> [What you will do]: Each line below should be retyped exactly, with no pictures.

*** Opening of Record extracts ***

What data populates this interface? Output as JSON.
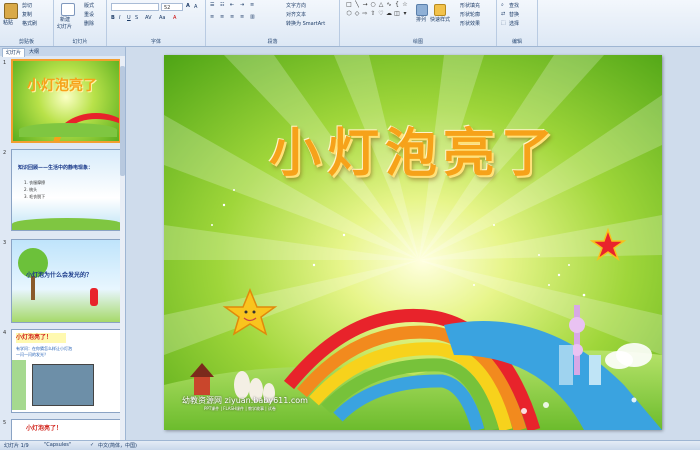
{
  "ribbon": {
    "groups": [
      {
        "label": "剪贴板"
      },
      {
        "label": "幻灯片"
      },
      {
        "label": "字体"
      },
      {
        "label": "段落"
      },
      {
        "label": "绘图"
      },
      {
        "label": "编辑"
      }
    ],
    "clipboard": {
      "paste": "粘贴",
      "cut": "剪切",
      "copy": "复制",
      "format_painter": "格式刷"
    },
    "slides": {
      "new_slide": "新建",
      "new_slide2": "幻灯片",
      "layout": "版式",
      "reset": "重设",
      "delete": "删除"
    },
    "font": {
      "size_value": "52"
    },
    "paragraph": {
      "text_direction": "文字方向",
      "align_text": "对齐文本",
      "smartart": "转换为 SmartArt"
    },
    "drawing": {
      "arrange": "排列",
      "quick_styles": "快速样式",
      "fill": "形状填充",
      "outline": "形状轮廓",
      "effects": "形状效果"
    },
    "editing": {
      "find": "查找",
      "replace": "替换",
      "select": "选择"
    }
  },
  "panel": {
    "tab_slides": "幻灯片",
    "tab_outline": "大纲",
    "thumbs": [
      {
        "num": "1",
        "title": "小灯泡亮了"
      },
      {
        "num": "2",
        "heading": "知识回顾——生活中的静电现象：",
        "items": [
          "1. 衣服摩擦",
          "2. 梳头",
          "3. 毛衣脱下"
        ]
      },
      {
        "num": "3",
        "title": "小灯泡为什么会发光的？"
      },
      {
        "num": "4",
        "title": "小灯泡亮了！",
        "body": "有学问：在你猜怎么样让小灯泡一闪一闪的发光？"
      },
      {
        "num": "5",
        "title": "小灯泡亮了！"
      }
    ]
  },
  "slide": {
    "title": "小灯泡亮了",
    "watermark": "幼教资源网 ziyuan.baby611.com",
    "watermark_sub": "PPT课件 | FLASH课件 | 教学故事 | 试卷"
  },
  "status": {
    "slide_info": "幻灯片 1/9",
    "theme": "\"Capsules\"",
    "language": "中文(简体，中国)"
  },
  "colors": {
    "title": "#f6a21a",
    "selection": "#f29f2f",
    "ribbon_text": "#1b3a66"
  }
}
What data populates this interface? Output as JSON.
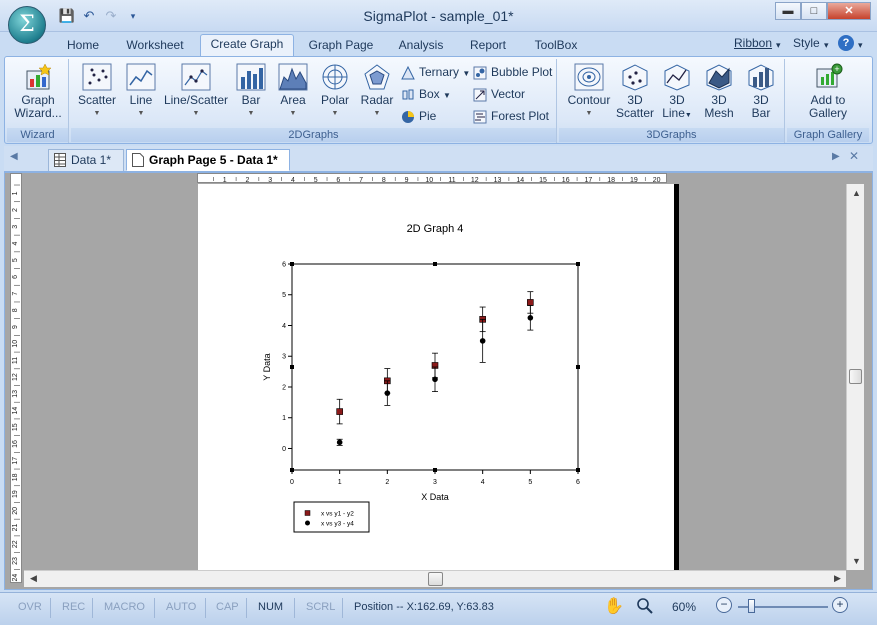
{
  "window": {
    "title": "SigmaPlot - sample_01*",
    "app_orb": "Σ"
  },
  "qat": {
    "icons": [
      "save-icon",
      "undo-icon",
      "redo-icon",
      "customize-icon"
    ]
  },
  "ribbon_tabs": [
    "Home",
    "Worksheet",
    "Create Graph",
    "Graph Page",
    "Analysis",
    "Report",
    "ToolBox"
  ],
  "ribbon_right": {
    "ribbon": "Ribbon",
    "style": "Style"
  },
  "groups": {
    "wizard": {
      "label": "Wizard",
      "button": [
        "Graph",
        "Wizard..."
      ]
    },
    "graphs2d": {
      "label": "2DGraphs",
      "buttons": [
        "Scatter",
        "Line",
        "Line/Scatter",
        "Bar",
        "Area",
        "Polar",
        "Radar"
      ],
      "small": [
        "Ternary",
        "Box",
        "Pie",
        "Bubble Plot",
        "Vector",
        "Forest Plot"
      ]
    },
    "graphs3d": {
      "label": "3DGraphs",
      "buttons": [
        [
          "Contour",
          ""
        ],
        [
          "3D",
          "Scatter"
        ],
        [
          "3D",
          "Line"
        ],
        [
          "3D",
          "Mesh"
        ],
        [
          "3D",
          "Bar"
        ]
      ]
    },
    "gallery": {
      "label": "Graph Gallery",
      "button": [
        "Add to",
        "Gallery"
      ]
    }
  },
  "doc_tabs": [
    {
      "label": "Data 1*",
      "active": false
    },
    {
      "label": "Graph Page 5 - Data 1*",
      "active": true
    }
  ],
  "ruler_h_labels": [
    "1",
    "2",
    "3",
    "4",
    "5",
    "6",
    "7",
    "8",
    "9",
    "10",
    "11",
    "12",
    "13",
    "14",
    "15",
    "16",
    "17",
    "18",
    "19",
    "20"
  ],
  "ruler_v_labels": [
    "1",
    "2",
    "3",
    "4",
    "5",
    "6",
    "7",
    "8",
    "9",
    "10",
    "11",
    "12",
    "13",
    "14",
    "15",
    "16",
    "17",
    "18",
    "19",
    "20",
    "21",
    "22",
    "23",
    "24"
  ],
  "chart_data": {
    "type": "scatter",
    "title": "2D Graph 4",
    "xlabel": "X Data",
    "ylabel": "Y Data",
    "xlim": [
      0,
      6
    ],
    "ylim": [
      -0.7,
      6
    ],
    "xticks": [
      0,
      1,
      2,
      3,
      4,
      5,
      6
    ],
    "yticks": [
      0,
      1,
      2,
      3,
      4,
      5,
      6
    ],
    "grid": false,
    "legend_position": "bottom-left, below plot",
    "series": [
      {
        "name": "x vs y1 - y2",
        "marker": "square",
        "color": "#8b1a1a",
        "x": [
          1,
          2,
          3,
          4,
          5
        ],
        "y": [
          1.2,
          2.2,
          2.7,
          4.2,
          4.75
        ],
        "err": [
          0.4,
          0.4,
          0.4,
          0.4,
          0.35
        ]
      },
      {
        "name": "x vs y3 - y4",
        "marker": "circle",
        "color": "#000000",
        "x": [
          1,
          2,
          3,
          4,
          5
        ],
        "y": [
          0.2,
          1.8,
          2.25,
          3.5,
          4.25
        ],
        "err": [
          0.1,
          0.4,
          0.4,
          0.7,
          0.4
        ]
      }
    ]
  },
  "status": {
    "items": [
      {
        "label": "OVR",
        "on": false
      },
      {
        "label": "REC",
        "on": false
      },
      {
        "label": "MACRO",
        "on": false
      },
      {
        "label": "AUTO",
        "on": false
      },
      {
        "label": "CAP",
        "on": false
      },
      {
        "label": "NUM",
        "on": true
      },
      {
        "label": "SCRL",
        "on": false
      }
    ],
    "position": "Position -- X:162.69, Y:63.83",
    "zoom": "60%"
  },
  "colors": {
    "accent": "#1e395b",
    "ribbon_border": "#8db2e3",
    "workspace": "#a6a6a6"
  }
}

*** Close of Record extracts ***

> [Answer box]:
What data populates this interface? Output as JSON.
{
  "ribbon": {
    "groups": [
      {
        "label": "剪贴板"
      },
      {
        "label": "幻灯片"
      },
      {
        "label": "字体"
      },
      {
        "label": "段落"
      },
      {
        "label": "绘图"
      },
      {
        "label": "编辑"
      }
    ],
    "clipboard": {
      "paste": "粘贴",
      "cut": "剪切",
      "copy": "复制",
      "format_painter": "格式刷"
    },
    "slides": {
      "new_slide": "新建",
      "new_slide2": "幻灯片",
      "layout": "版式",
      "reset": "重设",
      "delete": "删除"
    },
    "font": {
      "size_value": "52"
    },
    "paragraph": {
      "text_direction": "文字方向",
      "align_text": "对齐文本",
      "smartart": "转换为 SmartArt"
    },
    "drawing": {
      "arrange": "排列",
      "quick_styles": "快速样式",
      "fill": "形状填充",
      "outline": "形状轮廓",
      "effects": "形状效果"
    },
    "editing": {
      "find": "查找",
      "replace": "替换",
      "select": "选择"
    }
  },
  "panel": {
    "tab_slides": "幻灯片",
    "tab_outline": "大纲",
    "thumbs": [
      {
        "num": "1",
        "title": "小灯泡亮了"
      },
      {
        "num": "2",
        "heading": "知识回顾——生活中的静电现象：",
        "items": [
          "1. 衣服摩擦",
          "2. 梳头",
          "3. 毛衣脱下"
        ]
      },
      {
        "num": "3",
        "title": "小灯泡为什么会发光的？"
      },
      {
        "num": "4",
        "title": "小灯泡亮了！",
        "body": "有学问：在你猜怎么样让小灯泡一闪一闪的发光？"
      },
      {
        "num": "5",
        "title": "小灯泡亮了！"
      }
    ]
  },
  "slide": {
    "title": "小灯泡亮了",
    "watermark": "幼教资源网 ziyuan.baby611.com",
    "watermark_sub": "PPT课件 | FLASH课件 | 教学故事 | 试卷"
  },
  "status": {
    "slide_info": "幻灯片 1/9",
    "theme": "\"Capsules\"",
    "language": "中文(简体，中国)"
  },
  "colors": {
    "title": "#f6a21a",
    "selection": "#f29f2f",
    "ribbon_text": "#1b3a66"
  }
}
What data populates this interface? Output as JSON.
{
  "window": {
    "title": "SigmaPlot - sample_01*",
    "app_orb": "Σ"
  },
  "qat": {
    "icons": [
      "save-icon",
      "undo-icon",
      "redo-icon",
      "customize-icon"
    ]
  },
  "ribbon_tabs": [
    "Home",
    "Worksheet",
    "Create Graph",
    "Graph Page",
    "Analysis",
    "Report",
    "ToolBox"
  ],
  "ribbon_right": {
    "ribbon": "Ribbon",
    "style": "Style"
  },
  "groups": {
    "wizard": {
      "label": "Wizard",
      "button": [
        "Graph",
        "Wizard..."
      ]
    },
    "graphs2d": {
      "label": "2DGraphs",
      "buttons": [
        "Scatter",
        "Line",
        "Line/Scatter",
        "Bar",
        "Area",
        "Polar",
        "Radar"
      ],
      "small": [
        "Ternary",
        "Box",
        "Pie",
        "Bubble Plot",
        "Vector",
        "Forest Plot"
      ]
    },
    "graphs3d": {
      "label": "3DGraphs",
      "buttons": [
        [
          "Contour",
          ""
        ],
        [
          "3D",
          "Scatter"
        ],
        [
          "3D",
          "Line"
        ],
        [
          "3D",
          "Mesh"
        ],
        [
          "3D",
          "Bar"
        ]
      ]
    },
    "gallery": {
      "label": "Graph Gallery",
      "button": [
        "Add to",
        "Gallery"
      ]
    }
  },
  "doc_tabs": [
    {
      "label": "Data 1*",
      "active": false
    },
    {
      "label": "Graph Page 5 - Data 1*",
      "active": true
    }
  ],
  "ruler_h_labels": [
    "1",
    "2",
    "3",
    "4",
    "5",
    "6",
    "7",
    "8",
    "9",
    "10",
    "11",
    "12",
    "13",
    "14",
    "15",
    "16",
    "17",
    "18",
    "19",
    "20"
  ],
  "ruler_v_labels": [
    "1",
    "2",
    "3",
    "4",
    "5",
    "6",
    "7",
    "8",
    "9",
    "10",
    "11",
    "12",
    "13",
    "14",
    "15",
    "16",
    "17",
    "18",
    "19",
    "20",
    "21",
    "22",
    "23",
    "24"
  ],
  "chart_data": {
    "type": "scatter",
    "title": "2D Graph 4",
    "xlabel": "X Data",
    "ylabel": "Y Data",
    "xlim": [
      0,
      6
    ],
    "ylim": [
      -0.7,
      6
    ],
    "xticks": [
      0,
      1,
      2,
      3,
      4,
      5,
      6
    ],
    "yticks": [
      0,
      1,
      2,
      3,
      4,
      5,
      6
    ],
    "grid": false,
    "legend_position": "bottom-left, below plot",
    "series": [
      {
        "name": "x vs y1 - y2",
        "marker": "square",
        "color": "#8b1a1a",
        "x": [
          1,
          2,
          3,
          4,
          5
        ],
        "y": [
          1.2,
          2.2,
          2.7,
          4.2,
          4.75
        ],
        "err": [
          0.4,
          0.4,
          0.4,
          0.4,
          0.35
        ]
      },
      {
        "name": "x vs y3 - y4",
        "marker": "circle",
        "color": "#000000",
        "x": [
          1,
          2,
          3,
          4,
          5
        ],
        "y": [
          0.2,
          1.8,
          2.25,
          3.5,
          4.25
        ],
        "err": [
          0.1,
          0.4,
          0.4,
          0.7,
          0.4
        ]
      }
    ]
  },
  "status": {
    "items": [
      {
        "label": "OVR",
        "on": false
      },
      {
        "label": "REC",
        "on": false
      },
      {
        "label": "MACRO",
        "on": false
      },
      {
        "label": "AUTO",
        "on": false
      },
      {
        "label": "CAP",
        "on": false
      },
      {
        "label": "NUM",
        "on": true
      },
      {
        "label": "SCRL",
        "on": false
      }
    ],
    "position": "Position -- X:162.69, Y:63.83",
    "zoom": "60%"
  },
  "colors": {
    "accent": "#1e395b",
    "ribbon_border": "#8db2e3",
    "workspace": "#a6a6a6"
  }
}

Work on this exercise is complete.